### Goal of the exercise
Considering the entries that follow, report how many lines include the string "this", giving the number alone.

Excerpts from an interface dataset

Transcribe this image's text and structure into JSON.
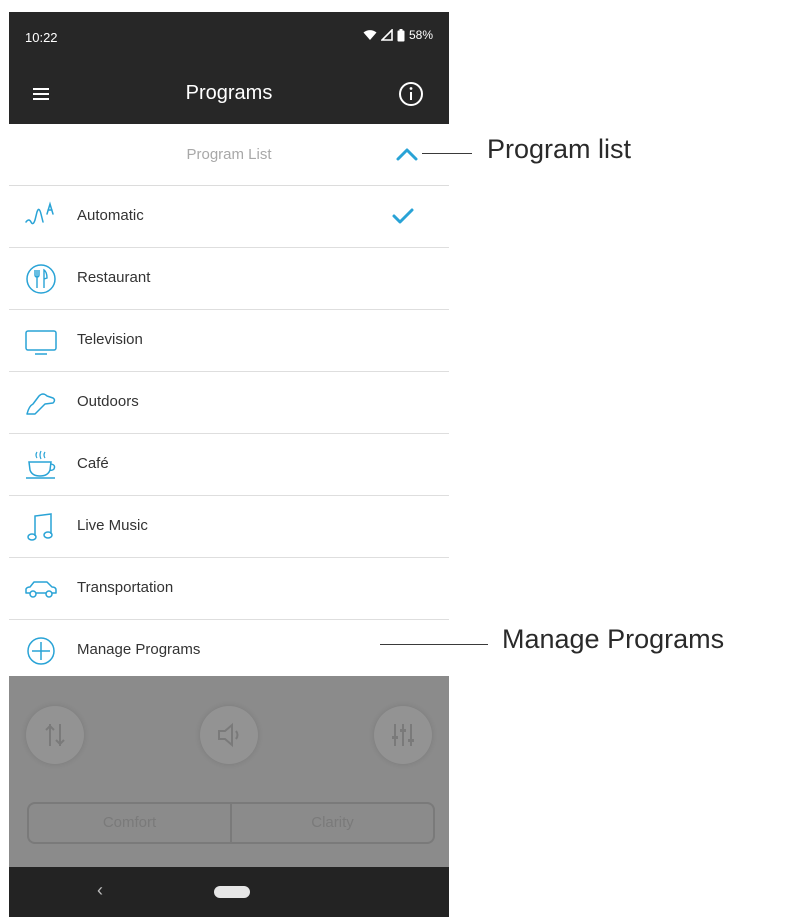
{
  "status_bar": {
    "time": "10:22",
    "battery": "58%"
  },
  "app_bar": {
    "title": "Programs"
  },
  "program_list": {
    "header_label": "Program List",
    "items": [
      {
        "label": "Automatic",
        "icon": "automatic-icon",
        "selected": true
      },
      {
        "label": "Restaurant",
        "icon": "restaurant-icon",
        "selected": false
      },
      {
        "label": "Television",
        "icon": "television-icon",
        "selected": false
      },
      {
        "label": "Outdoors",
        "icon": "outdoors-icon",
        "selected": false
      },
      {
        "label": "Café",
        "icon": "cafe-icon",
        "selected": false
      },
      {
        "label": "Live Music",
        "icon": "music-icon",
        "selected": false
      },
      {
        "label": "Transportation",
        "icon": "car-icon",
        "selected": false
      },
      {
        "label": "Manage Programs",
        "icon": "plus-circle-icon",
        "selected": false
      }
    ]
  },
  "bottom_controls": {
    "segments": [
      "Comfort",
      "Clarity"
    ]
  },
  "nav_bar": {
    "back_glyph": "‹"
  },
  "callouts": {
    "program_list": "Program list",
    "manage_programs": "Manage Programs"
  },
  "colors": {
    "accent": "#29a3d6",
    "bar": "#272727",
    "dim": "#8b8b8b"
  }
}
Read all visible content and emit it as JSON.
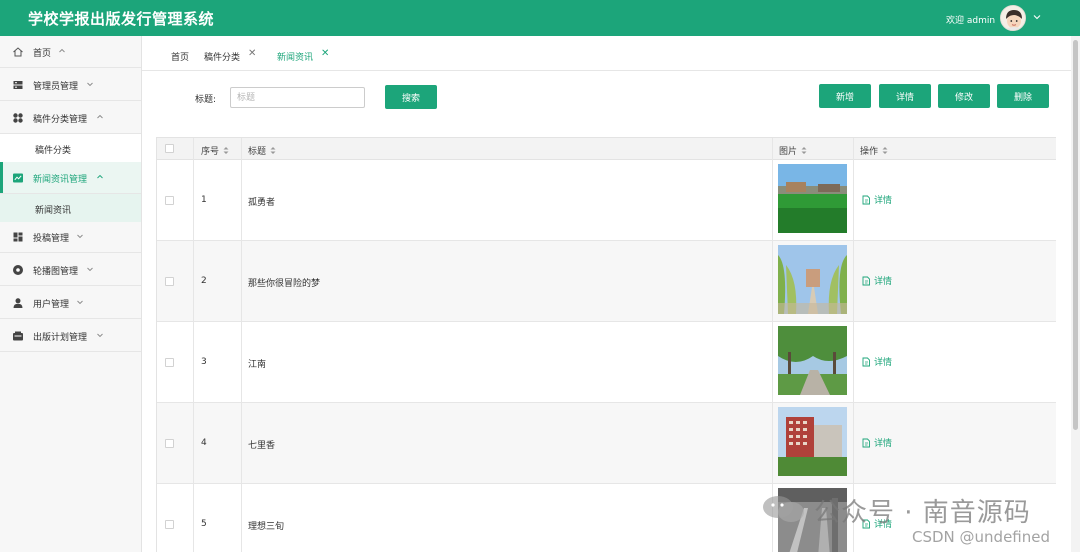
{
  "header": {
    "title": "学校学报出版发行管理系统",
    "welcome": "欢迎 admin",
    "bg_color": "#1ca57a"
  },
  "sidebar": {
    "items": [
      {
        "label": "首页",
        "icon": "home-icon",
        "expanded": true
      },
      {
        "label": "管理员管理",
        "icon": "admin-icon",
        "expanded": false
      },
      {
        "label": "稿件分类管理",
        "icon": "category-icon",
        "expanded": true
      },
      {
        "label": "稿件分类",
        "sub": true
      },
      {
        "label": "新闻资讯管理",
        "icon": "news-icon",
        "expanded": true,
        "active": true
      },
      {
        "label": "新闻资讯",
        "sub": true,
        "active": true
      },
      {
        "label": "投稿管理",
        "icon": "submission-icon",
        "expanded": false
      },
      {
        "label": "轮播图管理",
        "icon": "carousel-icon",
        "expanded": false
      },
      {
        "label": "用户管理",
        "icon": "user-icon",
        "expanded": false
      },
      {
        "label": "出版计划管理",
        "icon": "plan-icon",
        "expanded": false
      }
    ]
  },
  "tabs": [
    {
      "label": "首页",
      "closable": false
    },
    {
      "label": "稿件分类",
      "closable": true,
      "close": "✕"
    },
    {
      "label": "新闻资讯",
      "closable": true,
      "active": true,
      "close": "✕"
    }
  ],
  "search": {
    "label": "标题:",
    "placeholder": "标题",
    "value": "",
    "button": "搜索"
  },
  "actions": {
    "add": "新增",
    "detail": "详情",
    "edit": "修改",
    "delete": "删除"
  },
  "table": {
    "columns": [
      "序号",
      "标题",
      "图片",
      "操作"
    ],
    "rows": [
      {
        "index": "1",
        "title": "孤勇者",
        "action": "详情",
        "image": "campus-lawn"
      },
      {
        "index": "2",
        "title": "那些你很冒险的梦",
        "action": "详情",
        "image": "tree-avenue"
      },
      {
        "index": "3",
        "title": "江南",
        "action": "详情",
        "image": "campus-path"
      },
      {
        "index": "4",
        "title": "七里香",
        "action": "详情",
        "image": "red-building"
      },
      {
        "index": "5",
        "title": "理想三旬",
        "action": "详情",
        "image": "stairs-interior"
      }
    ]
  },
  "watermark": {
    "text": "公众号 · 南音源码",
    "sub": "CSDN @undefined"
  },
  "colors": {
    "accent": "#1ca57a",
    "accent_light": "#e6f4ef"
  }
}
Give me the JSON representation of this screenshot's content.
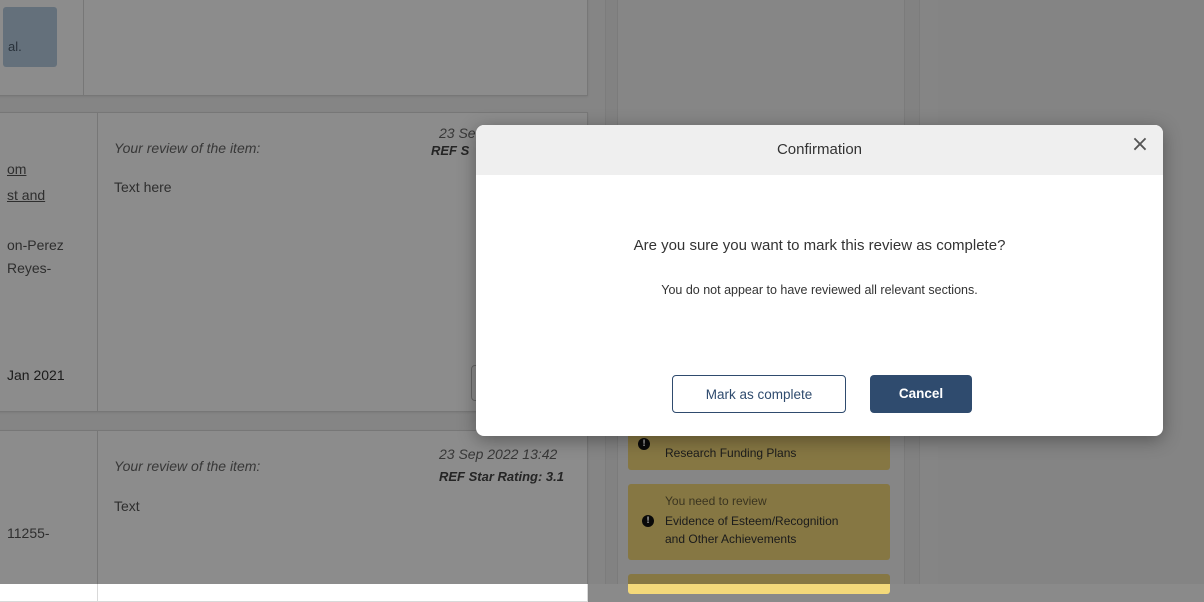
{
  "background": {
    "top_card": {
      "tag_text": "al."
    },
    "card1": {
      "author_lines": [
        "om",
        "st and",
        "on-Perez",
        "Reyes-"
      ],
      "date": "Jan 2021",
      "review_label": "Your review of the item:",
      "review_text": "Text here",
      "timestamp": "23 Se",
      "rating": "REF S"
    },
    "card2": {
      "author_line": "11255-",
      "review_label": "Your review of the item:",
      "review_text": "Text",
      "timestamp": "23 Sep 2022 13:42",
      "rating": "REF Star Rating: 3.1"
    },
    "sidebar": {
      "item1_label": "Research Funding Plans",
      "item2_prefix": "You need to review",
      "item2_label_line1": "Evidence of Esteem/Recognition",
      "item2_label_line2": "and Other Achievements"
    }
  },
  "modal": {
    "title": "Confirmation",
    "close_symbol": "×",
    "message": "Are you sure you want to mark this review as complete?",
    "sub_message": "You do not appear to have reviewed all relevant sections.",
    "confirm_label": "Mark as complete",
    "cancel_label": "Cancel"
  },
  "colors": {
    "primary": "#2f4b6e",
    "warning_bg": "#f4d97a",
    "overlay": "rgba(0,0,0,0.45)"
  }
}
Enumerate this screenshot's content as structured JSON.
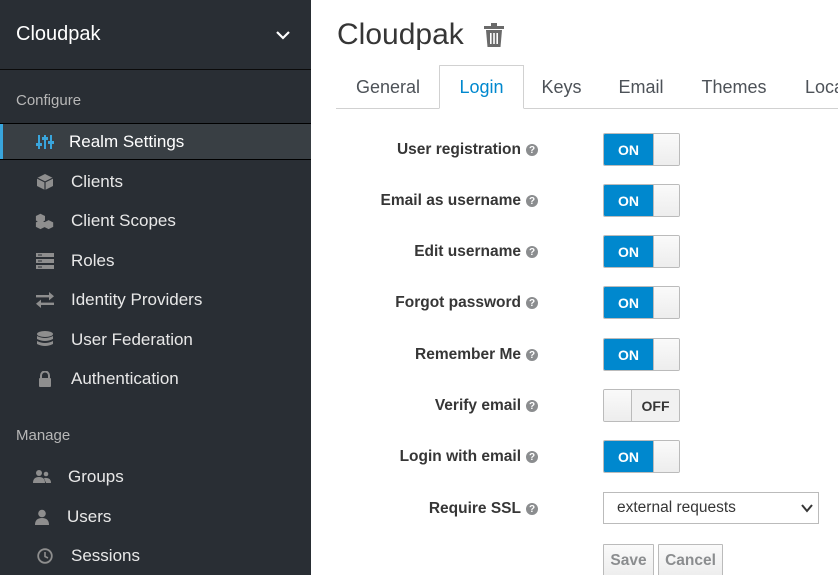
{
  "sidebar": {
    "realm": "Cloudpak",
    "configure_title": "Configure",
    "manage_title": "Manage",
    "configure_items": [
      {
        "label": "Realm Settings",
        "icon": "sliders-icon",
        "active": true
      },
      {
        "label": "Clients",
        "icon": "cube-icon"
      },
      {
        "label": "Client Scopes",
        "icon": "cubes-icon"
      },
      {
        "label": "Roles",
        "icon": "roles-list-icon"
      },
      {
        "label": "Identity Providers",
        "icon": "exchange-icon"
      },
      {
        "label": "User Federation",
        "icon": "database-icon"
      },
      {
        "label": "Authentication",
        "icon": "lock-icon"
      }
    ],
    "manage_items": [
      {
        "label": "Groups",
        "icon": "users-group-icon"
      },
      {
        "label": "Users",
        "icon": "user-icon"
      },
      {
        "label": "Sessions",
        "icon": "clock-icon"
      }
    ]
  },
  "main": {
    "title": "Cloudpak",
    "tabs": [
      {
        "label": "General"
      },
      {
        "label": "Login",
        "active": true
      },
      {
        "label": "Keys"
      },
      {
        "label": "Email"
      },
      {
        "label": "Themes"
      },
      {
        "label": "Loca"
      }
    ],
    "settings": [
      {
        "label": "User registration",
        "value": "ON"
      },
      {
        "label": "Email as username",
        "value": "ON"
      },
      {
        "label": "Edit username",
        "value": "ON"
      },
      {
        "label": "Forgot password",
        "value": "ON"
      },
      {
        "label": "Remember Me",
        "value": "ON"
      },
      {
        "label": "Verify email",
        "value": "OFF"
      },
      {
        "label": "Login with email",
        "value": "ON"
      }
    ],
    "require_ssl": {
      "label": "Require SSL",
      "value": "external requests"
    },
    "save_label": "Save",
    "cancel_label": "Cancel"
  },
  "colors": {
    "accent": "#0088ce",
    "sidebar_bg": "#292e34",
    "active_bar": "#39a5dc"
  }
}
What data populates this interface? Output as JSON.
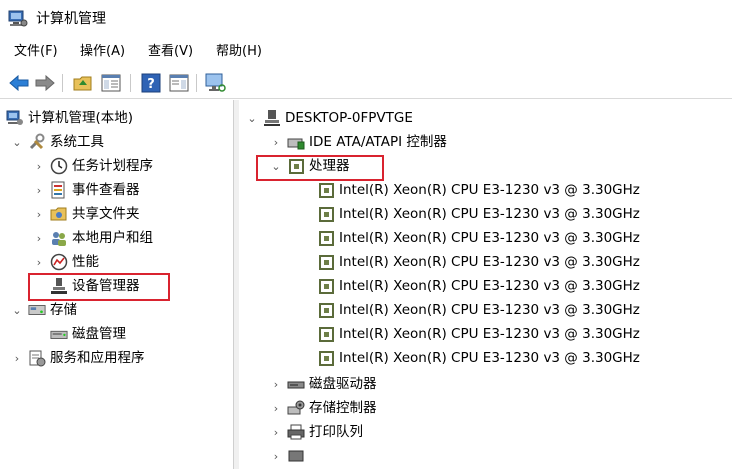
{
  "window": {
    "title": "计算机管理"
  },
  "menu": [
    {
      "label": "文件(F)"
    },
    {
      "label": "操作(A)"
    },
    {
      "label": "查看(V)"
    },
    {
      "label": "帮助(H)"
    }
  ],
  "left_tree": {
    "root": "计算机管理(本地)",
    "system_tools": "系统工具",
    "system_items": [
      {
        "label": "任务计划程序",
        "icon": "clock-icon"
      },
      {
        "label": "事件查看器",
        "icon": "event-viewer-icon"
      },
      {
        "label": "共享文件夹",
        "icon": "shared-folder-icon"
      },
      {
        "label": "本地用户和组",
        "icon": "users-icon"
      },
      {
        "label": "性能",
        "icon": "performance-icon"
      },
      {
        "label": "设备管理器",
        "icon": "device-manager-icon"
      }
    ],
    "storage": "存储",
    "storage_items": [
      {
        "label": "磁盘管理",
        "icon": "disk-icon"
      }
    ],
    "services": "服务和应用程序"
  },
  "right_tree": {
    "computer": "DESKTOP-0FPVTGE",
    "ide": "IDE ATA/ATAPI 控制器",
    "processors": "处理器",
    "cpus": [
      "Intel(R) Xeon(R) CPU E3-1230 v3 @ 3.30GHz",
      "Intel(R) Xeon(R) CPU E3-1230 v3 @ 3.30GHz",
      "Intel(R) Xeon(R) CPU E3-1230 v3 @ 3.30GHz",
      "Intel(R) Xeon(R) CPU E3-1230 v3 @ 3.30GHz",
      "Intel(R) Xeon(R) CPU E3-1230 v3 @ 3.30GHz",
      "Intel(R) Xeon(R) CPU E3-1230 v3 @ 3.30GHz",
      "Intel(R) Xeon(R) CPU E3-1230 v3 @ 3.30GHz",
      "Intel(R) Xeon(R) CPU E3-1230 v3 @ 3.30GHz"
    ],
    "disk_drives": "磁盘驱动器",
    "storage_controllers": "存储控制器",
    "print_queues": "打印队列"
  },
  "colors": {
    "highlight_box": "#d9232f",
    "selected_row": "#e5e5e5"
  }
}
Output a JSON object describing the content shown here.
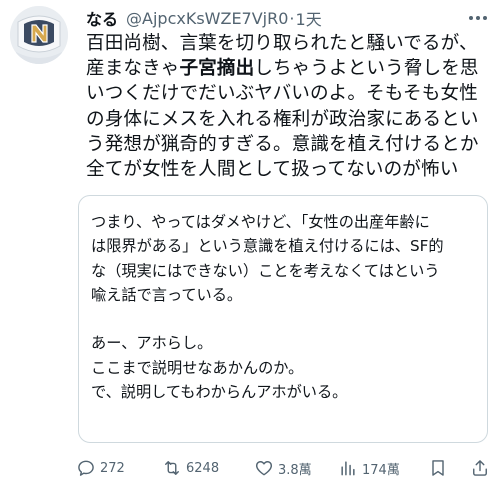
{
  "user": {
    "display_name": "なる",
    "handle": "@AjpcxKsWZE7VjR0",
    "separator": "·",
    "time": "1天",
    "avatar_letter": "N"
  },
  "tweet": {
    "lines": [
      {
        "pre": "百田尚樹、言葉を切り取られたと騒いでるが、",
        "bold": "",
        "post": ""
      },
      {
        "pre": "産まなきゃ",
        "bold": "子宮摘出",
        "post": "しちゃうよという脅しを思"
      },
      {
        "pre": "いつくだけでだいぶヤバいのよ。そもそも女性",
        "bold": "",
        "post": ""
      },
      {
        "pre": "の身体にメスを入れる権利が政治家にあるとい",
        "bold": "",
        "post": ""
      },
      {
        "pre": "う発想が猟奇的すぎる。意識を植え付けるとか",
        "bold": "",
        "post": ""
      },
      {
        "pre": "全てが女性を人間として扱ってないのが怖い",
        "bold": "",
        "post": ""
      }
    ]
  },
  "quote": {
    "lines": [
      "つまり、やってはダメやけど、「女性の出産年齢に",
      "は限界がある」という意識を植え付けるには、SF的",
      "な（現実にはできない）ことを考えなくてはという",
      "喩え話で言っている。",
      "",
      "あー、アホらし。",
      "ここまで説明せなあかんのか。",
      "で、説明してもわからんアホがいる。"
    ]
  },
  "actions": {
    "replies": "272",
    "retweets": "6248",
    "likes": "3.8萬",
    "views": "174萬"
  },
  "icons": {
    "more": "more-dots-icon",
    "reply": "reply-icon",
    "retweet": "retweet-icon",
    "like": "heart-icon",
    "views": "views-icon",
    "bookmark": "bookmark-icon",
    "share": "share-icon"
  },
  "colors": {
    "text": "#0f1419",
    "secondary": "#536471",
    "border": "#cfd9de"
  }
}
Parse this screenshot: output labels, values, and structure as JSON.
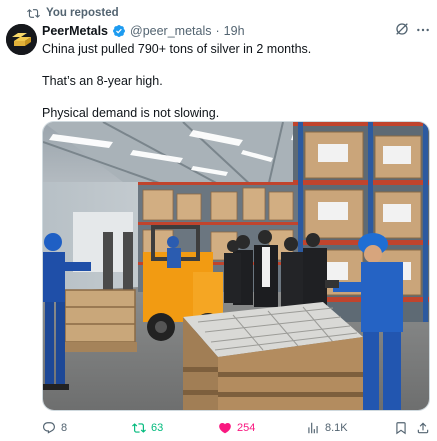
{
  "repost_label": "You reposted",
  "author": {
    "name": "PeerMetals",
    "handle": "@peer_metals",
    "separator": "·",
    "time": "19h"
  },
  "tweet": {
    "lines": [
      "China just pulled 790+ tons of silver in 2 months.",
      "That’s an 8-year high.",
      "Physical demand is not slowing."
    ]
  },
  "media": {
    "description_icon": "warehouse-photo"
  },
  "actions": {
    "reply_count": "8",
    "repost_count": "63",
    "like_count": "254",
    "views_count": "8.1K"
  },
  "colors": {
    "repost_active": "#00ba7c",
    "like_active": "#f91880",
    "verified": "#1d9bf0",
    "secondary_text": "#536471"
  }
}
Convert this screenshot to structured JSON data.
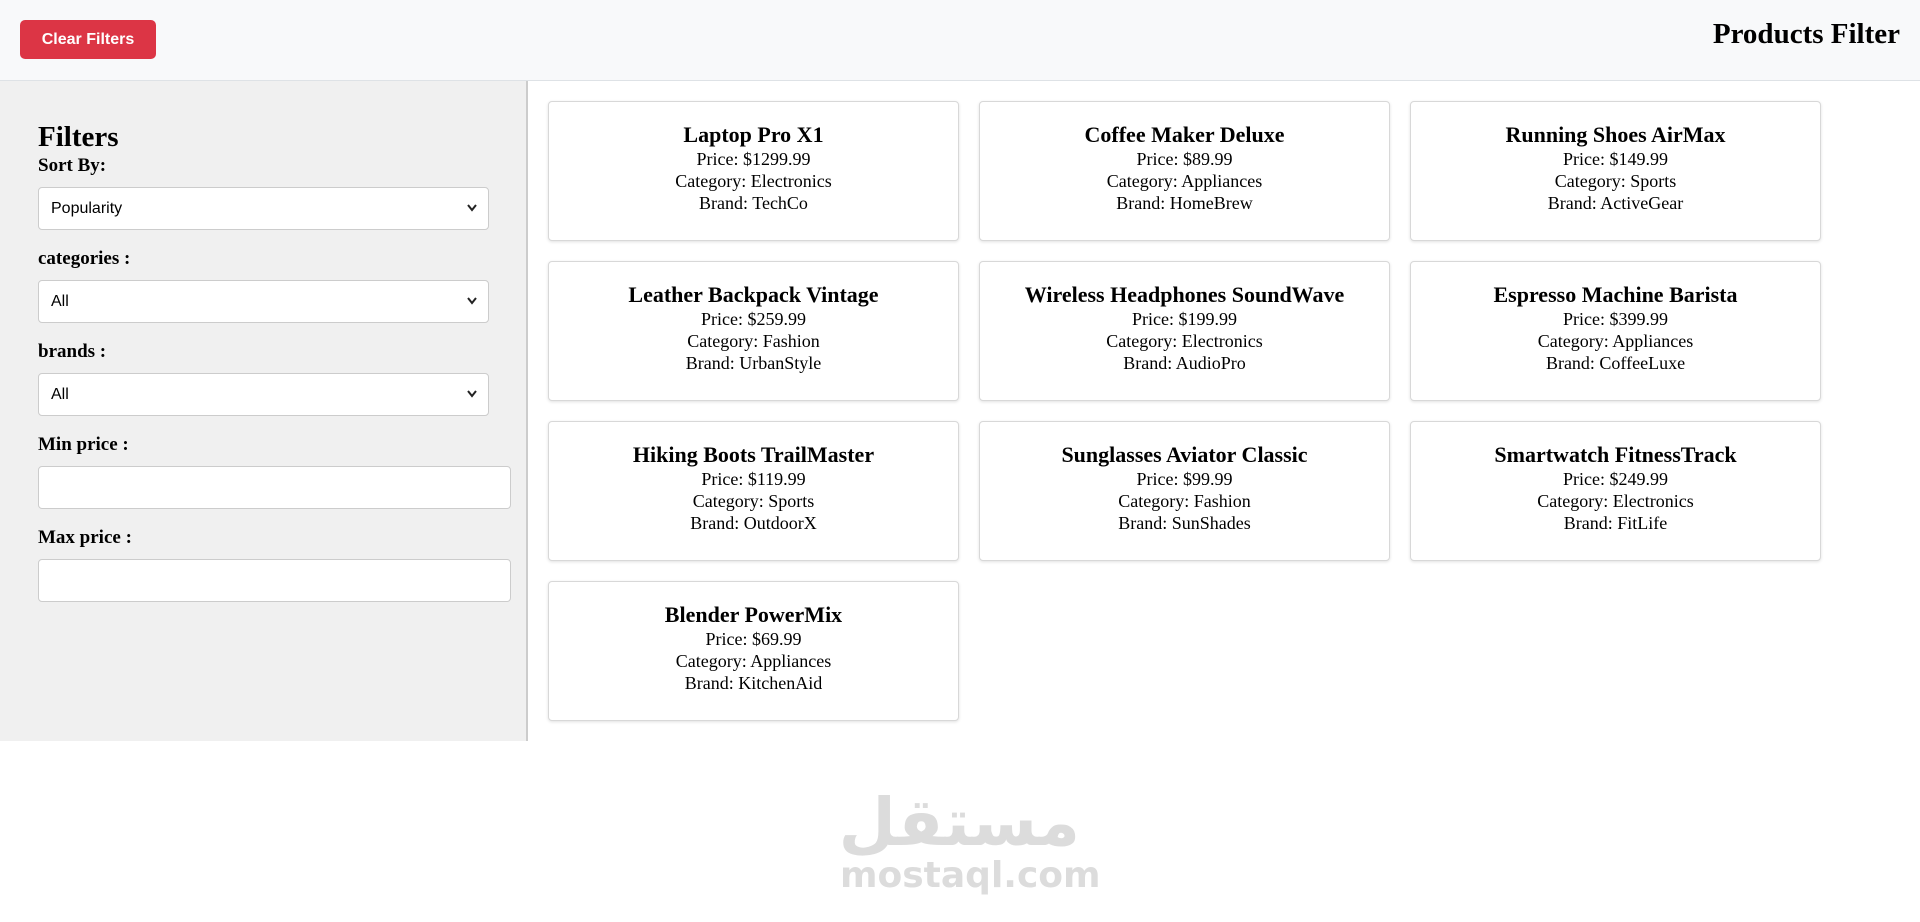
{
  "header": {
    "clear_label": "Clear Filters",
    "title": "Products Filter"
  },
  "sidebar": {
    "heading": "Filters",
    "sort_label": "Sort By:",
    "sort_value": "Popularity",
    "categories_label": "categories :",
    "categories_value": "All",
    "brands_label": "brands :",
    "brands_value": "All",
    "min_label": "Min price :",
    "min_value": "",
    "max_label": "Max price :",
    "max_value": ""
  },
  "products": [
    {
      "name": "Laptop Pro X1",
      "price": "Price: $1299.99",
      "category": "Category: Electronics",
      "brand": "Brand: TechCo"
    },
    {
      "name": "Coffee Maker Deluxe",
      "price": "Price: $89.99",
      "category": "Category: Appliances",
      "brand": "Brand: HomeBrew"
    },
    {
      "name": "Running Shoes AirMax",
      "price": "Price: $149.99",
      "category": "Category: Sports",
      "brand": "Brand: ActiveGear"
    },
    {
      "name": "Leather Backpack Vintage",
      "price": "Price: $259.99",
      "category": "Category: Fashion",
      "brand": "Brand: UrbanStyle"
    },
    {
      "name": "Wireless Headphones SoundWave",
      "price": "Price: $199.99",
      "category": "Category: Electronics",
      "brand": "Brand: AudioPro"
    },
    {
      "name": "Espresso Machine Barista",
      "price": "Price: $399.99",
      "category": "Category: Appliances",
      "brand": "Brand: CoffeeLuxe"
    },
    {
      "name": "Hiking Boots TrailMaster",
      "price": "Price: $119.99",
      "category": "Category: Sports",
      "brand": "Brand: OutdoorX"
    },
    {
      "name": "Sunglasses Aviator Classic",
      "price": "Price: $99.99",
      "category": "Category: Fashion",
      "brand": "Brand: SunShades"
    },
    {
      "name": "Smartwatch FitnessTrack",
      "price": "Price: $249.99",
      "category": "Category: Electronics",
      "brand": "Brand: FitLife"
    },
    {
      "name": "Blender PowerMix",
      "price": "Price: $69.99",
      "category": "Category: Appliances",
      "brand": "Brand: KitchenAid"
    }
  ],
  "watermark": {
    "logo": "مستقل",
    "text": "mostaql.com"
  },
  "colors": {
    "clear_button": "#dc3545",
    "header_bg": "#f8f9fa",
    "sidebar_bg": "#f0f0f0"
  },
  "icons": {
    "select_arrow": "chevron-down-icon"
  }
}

### Your solution
7